Comment author: omeganaut 16 May 2011 07:56:33PM 2 points [-]

Citystates in Greece had to deal with politics that certainly could mean life or death. When the Peloponnesian war broke out, states had to take sides, or risk being hated by both sides, and at risk for invasion and conquering. Rome around the time of Julius Caesar was turbulent, and where supporting the wrong Tribune could mean being put on a wanted list and killed by a bounty hunter when they came to power. In Germany, choosing the wrong side at the wrong time could certainly result in execution for heresay or treason. There are many examples throughout history where competing political views transferred into violence and killing, if not outright war.

Comment author: CuSithBell 16 May 2011 08:01:53PM 10 points [-]

Those don't fit my understanding of the "ancestral environment" - I associate that with the tribes-of-cavemen era.

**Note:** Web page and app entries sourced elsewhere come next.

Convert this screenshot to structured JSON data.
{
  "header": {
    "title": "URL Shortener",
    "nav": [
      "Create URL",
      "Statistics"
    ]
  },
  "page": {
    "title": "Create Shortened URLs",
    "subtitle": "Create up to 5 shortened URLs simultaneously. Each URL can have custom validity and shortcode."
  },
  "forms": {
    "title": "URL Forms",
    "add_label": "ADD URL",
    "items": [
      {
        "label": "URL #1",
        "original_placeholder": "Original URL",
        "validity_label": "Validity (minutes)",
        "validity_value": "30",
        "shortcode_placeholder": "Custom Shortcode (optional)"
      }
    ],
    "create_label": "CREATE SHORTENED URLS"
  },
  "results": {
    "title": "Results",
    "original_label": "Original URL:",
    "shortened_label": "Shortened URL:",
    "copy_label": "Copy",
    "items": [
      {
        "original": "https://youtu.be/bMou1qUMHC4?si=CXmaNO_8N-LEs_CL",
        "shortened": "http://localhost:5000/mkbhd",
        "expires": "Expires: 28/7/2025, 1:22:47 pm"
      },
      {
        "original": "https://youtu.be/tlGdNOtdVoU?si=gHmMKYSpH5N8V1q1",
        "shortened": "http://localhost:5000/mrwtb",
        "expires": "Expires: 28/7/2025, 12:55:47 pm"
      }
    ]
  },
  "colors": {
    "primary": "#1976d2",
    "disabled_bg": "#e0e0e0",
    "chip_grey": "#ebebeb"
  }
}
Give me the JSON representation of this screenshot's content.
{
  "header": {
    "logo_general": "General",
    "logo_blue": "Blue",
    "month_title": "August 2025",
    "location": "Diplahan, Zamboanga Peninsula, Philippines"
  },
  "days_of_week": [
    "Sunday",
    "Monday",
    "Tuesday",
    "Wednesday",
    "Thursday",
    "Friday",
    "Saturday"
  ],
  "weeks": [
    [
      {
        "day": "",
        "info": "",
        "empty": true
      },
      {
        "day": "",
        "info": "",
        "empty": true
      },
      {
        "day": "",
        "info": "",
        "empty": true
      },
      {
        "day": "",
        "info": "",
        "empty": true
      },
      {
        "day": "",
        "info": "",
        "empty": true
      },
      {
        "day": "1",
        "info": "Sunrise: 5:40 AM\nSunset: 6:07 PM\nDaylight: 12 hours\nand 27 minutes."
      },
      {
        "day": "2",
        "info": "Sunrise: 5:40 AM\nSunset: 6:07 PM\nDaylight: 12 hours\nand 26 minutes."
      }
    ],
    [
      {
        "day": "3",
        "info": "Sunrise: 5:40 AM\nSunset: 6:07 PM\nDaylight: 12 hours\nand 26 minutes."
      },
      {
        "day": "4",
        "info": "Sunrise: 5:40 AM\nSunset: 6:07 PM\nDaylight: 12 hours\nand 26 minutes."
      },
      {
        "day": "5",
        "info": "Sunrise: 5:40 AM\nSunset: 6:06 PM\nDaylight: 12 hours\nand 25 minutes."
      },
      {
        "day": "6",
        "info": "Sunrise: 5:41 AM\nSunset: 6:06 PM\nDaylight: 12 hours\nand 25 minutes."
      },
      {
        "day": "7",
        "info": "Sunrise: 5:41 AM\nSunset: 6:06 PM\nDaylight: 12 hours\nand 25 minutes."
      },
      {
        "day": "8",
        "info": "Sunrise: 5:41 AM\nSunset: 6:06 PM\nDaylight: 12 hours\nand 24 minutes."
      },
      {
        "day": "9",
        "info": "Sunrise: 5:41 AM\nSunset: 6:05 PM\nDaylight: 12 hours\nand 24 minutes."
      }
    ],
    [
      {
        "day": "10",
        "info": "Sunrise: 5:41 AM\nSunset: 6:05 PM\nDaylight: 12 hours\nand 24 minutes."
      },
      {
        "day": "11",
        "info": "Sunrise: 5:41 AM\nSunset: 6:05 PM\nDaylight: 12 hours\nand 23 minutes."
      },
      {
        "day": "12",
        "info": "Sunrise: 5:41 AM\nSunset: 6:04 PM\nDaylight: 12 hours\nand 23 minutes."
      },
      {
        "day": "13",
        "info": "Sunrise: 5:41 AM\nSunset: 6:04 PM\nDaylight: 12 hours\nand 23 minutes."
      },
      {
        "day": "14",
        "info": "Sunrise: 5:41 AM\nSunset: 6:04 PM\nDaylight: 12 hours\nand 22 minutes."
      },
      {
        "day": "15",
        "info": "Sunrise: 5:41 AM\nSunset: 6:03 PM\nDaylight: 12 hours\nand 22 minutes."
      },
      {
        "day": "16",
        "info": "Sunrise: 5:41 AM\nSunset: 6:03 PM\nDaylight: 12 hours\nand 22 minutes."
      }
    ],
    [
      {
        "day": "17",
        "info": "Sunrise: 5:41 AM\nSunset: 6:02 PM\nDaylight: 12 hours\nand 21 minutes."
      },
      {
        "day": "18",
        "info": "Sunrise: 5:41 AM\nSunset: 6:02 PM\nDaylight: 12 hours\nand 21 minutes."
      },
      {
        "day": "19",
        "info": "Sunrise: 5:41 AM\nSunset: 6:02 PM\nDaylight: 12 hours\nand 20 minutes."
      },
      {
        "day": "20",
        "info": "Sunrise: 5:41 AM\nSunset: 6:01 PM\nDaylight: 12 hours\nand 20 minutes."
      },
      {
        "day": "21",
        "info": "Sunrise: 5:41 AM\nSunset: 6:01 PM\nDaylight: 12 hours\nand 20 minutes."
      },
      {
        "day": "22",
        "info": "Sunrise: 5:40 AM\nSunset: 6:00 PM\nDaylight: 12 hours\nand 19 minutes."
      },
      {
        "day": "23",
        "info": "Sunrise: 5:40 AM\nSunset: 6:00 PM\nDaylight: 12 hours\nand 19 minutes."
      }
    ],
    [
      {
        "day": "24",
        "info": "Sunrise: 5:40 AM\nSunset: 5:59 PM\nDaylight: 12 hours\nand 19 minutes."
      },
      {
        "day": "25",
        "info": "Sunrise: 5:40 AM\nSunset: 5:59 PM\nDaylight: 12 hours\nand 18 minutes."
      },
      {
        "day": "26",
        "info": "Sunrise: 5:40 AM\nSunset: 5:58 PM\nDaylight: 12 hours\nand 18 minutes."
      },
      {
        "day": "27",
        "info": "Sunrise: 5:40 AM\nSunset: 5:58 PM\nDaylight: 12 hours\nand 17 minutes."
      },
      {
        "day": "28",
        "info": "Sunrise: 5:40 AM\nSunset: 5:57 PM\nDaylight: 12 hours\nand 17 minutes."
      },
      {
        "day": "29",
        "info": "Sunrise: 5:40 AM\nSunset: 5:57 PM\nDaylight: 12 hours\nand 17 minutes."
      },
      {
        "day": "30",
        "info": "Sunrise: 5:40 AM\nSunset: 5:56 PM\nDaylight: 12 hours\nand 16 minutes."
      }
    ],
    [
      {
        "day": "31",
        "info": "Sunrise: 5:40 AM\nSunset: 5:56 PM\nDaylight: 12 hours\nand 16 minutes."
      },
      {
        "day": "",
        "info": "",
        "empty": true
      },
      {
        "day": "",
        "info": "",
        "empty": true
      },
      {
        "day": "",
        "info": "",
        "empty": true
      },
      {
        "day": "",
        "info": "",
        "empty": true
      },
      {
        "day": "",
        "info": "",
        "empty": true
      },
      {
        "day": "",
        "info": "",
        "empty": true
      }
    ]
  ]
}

By my understanding, Greek city-states are within our FOOM period. Am I mistaken?

Comment author: [deleted] 22 August 2011 05:34:58AM 3 points [-]

No, you're completely right -- omeganaut is confused about what constitutes the "ancestral environment" here. For most examples of "ancient" or "primitive" peoples that come to mind, there's a simple test: if they performed agriculture, horticulture or pastoralism as a primary way of life within the last 10,000 years, they're within in our FOOM period, and even if they didn't start out with it, the odds are extremely good that contact, cultural diffusion or conquest have moved them into orbit around the same basic attractor.

Comment author: [deleted] 24 August 2011 11:19:20AM *  3 points [-]

We have been exposed to radically different selection pressures after the advent of agriculture than we where prior to it. Change has thus probably been rather rapid in the past 10 000 years.